Materials provided ->
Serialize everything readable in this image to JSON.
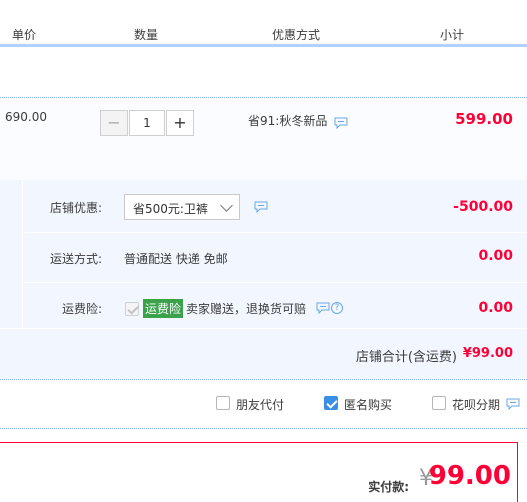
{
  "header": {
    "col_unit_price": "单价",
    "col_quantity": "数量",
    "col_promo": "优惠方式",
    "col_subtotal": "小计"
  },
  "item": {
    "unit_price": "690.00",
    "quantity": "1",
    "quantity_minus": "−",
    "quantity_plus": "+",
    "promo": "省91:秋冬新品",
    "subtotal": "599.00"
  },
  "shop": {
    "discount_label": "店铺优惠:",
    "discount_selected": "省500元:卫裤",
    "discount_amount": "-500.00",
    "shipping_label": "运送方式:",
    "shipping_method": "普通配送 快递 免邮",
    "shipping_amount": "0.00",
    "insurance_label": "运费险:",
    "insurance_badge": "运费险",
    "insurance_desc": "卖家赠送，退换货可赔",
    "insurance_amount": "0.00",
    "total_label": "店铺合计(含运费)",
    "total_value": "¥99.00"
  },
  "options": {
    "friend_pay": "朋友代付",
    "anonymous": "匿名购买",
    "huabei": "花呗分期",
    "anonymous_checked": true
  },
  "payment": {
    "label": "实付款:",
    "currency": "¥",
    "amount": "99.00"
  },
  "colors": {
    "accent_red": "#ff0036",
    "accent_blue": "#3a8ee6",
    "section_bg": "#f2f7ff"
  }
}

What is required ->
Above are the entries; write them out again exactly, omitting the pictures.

Result below ->
Serialize everything readable in this image to JSON.
{
  "header": {
    "col_unit_price": "单价",
    "col_quantity": "数量",
    "col_promo": "优惠方式",
    "col_subtotal": "小计"
  },
  "item": {
    "unit_price": "690.00",
    "quantity": "1",
    "quantity_minus": "−",
    "quantity_plus": "+",
    "promo": "省91:秋冬新品",
    "subtotal": "599.00"
  },
  "shop": {
    "discount_label": "店铺优惠:",
    "discount_selected": "省500元:卫裤",
    "discount_amount": "-500.00",
    "shipping_label": "运送方式:",
    "shipping_method": "普通配送 快递 免邮",
    "shipping_amount": "0.00",
    "insurance_label": "运费险:",
    "insurance_badge": "运费险",
    "insurance_desc": "卖家赠送，退换货可赔",
    "insurance_amount": "0.00",
    "total_label": "店铺合计(含运费)",
    "total_value": "¥99.00"
  },
  "options": {
    "friend_pay": "朋友代付",
    "anonymous": "匿名购买",
    "huabei": "花呗分期",
    "anonymous_checked": true
  },
  "payment": {
    "label": "实付款:",
    "currency": "¥",
    "amount": "99.00"
  },
  "colors": {
    "accent_red": "#ff0036",
    "accent_blue": "#3a8ee6",
    "section_bg": "#f2f7ff"
  }
}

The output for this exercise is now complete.